Isaac Smith Sr. to John Adams
Boston. Aprill. 10. 1777
Yours by post I have received, and with what Armes is Arrived this way, hope will be a full supply, and wish there were an equal Number to make Use of them. Although Our Number is not compleated, yet by what we can learn, we have as many or more than any of the goverments and are marching forward dayly.
The story of the burning the Arsenal att Plymouth wish was more Authenticated, As we have a prize ship here which Arrived sometime since, that left Falmouth the 6 Jany. which knows nothing of itt, tho itt seems there were some damage tho not as has been reported.1
I received a packet directed to me and the Other Gentlemen from the Honble. board of the Marine department, and wish I had been excused in the Matter, but as itt seems to be A Matter of Importance, and haveing two Gentlemen which are better Capacitated, than my self, we shall go on the business immediately, but believe will be a Considerable troublesome Affair.
I wish we were better Able to coape with the enemy att sea, for they have the Advantage of us greatly for they seem to take almost every thing. They have got Bermudas as a place of rendezvous, by which they have all the Advantage possible. I had a Master come by the way of N.York last week, haveing been taken in a brig of mine with 300 hhd. Molasses, [powder?], small Arms and sundry Other Articles, by which shall be a large sufferer.
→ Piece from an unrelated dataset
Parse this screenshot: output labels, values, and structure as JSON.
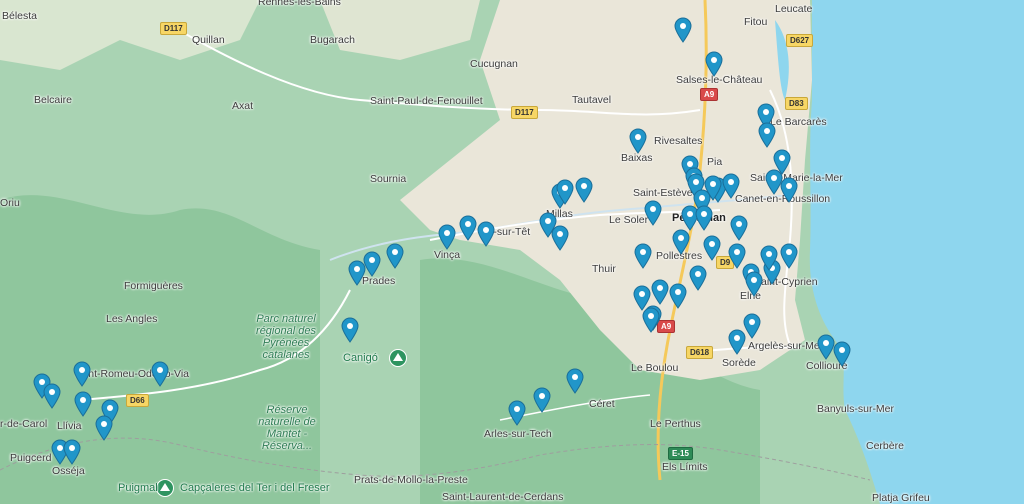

Bro. Smith and Cousin Betsey is here. Mrs. Adams and family are well—and are in haste Yr. H. S.,
PS. The loss of the Cabot is an Unhappy Affair.2
RC (Adams Papers).
1. This report doubtless arose from the exploits of James Aitken, the mad incendiary better known as John the Painter, who made repeated but largely abortive attempts during the winter of 1776–1777 to burn the royal dockyards and shipping at Portsmouth, Plymouth, and Bristol, England. See William Bell Clark’s engaging and definitive account, “John the Painter,” PMHB description begins Pennsylvania Magazine of History and Biography. description ends , 63:1–23 (Jan. 1939).
2. The Continental brig Cabot, Capt. Joseph Olney, was pursued, beached, and captured in Nova Scotia waters, March 1777 (William J. Morgan, Captains to the Northward . . ., Barre, Mass., 1959, p. 83–85).